YOUR OBJECTIVE — Give the records again in full, exactly as written.

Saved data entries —
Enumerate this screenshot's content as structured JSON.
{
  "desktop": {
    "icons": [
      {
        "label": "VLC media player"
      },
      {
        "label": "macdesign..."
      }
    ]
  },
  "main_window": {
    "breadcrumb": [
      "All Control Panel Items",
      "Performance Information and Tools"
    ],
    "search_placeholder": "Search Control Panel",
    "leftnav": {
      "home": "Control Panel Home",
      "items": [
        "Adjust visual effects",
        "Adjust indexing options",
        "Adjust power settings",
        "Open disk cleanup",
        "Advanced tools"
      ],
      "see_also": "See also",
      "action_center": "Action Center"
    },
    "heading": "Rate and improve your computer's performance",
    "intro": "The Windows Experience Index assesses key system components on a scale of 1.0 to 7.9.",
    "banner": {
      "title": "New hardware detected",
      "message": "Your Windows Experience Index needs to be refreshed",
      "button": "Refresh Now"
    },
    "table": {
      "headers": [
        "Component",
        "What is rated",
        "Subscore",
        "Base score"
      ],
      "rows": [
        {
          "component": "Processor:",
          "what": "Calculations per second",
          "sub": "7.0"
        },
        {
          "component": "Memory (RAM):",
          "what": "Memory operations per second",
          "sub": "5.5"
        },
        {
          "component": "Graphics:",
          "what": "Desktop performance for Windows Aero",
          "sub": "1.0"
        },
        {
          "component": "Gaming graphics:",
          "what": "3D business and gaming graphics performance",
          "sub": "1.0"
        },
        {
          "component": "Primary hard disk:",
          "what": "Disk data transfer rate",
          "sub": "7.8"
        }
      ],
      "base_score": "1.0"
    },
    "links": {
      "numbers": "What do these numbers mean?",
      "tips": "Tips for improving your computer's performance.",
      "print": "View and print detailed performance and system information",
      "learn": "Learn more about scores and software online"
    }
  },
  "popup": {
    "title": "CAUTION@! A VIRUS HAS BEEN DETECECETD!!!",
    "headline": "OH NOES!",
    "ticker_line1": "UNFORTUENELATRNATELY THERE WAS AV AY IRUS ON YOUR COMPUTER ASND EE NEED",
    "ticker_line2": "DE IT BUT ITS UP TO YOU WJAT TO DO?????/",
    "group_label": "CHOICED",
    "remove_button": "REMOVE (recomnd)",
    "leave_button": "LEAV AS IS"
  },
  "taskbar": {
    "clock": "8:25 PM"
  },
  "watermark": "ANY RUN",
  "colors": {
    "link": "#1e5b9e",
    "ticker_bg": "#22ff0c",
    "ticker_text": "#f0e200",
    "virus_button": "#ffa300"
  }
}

TASK RESULT —
Enumerate this screenshot's content as structured JSON.
{
  "desktop": {
    "icons": [
      {
        "label": "VLC media player"
      },
      {
        "label": "macdesign..."
      }
    ]
  },
  "main_window": {
    "breadcrumb": [
      "All Control Panel Items",
      "Performance Information and Tools"
    ],
    "search_placeholder": "Search Control Panel",
    "leftnav": {
      "home": "Control Panel Home",
      "items": [
        "Adjust visual effects",
        "Adjust indexing options",
        "Adjust power settings",
        "Open disk cleanup",
        "Advanced tools"
      ],
      "see_also": "See also",
      "action_center": "Action Center"
    },
    "heading": "Rate and improve your computer's performance",
    "intro": "The Windows Experience Index assesses key system components on a scale of 1.0 to 7.9.",
    "banner": {
      "title": "New hardware detected",
      "message": "Your Windows Experience Index needs to be refreshed",
      "button": "Refresh Now"
    },
    "table": {
      "headers": [
        "Component",
        "What is rated",
        "Subscore",
        "Base score"
      ],
      "rows": [
        {
          "component": "Processor:",
          "what": "Calculations per second",
          "sub": "7.0"
        },
        {
          "component": "Memory (RAM):",
          "what": "Memory operations per second",
          "sub": "5.5"
        },
        {
          "component": "Graphics:",
          "what": "Desktop performance for Windows Aero",
          "sub": "1.0"
        },
        {
          "component": "Gaming graphics:",
          "what": "3D business and gaming graphics performance",
          "sub": "1.0"
        },
        {
          "component": "Primary hard disk:",
          "what": "Disk data transfer rate",
          "sub": "7.8"
        }
      ],
      "base_score": "1.0"
    },
    "links": {
      "numbers": "What do these numbers mean?",
      "tips": "Tips for improving your computer's performance.",
      "print": "View and print detailed performance and system information",
      "learn": "Learn more about scores and software online"
    }
  },
  "popup": {
    "title": "CAUTION@! A VIRUS HAS BEEN DETECECETD!!!",
    "headline": "OH NOES!",
    "ticker_line1": "UNFORTUENELATRNATELY THERE WAS AV AY IRUS ON YOUR COMPUTER ASND EE NEED",
    "ticker_line2": "DE IT BUT ITS UP TO YOU WJAT TO DO?????/",
    "group_label": "CHOICED",
    "remove_button": "REMOVE (recomnd)",
    "leave_button": "LEAV AS IS"
  },
  "taskbar": {
    "clock": "8:25 PM"
  },
  "watermark": "ANY RUN",
  "colors": {
    "link": "#1e5b9e",
    "ticker_bg": "#22ff0c",
    "ticker_text": "#f0e200",
    "virus_button": "#ffa300"
  }
}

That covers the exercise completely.